<<<<
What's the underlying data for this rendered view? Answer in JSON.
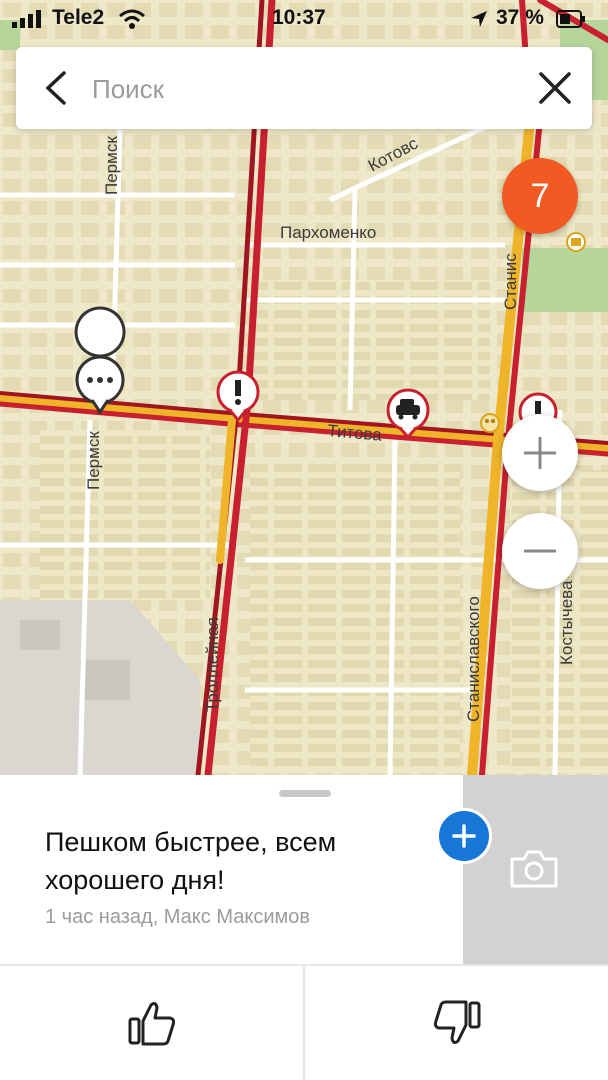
{
  "status_bar": {
    "carrier": "Tele2",
    "time": "10:37",
    "battery": "37 %"
  },
  "search": {
    "placeholder": "Поиск"
  },
  "map": {
    "street_labels": [
      "Пермск",
      "Пермск",
      "Пархоменко",
      "Котовс",
      "Титова",
      "Троллейная",
      "Станиславского",
      "Станис",
      "Костычева"
    ],
    "events_badge": "7",
    "colors": {
      "land": "#efe8c8",
      "block": "#e3dbb4",
      "traffic_red": "#c8202e",
      "traffic_yellow": "#f0b42a",
      "park": "#b6d59b",
      "badge": "#f15a22"
    },
    "icons": [
      "chat-bubble-icon",
      "warning-icon",
      "car-accident-icon",
      "warning-icon",
      "museum-icon",
      "theater-icon"
    ]
  },
  "sheet": {
    "comment": "Пешком быстрее, всем хорошего дня!",
    "meta": "1 час назад, Макс Максимов",
    "accent": "#1677d6"
  }
}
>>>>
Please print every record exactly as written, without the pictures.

What's the underlying data for this rendered view? Answer in JSON.
{
  "status_bar": {
    "carrier": "Tele2",
    "time": "10:37",
    "battery": "37 %"
  },
  "search": {
    "placeholder": "Поиск"
  },
  "map": {
    "street_labels": [
      "Пермск",
      "Пермск",
      "Пархоменко",
      "Котовс",
      "Титова",
      "Троллейная",
      "Станиславского",
      "Станис",
      "Костычева"
    ],
    "events_badge": "7",
    "colors": {
      "land": "#efe8c8",
      "block": "#e3dbb4",
      "traffic_red": "#c8202e",
      "traffic_yellow": "#f0b42a",
      "park": "#b6d59b",
      "badge": "#f15a22"
    },
    "icons": [
      "chat-bubble-icon",
      "warning-icon",
      "car-accident-icon",
      "warning-icon",
      "museum-icon",
      "theater-icon"
    ]
  },
  "sheet": {
    "comment": "Пешком быстрее, всем хорошего дня!",
    "meta": "1 час назад, Макс Максимов",
    "accent": "#1677d6"
  }
}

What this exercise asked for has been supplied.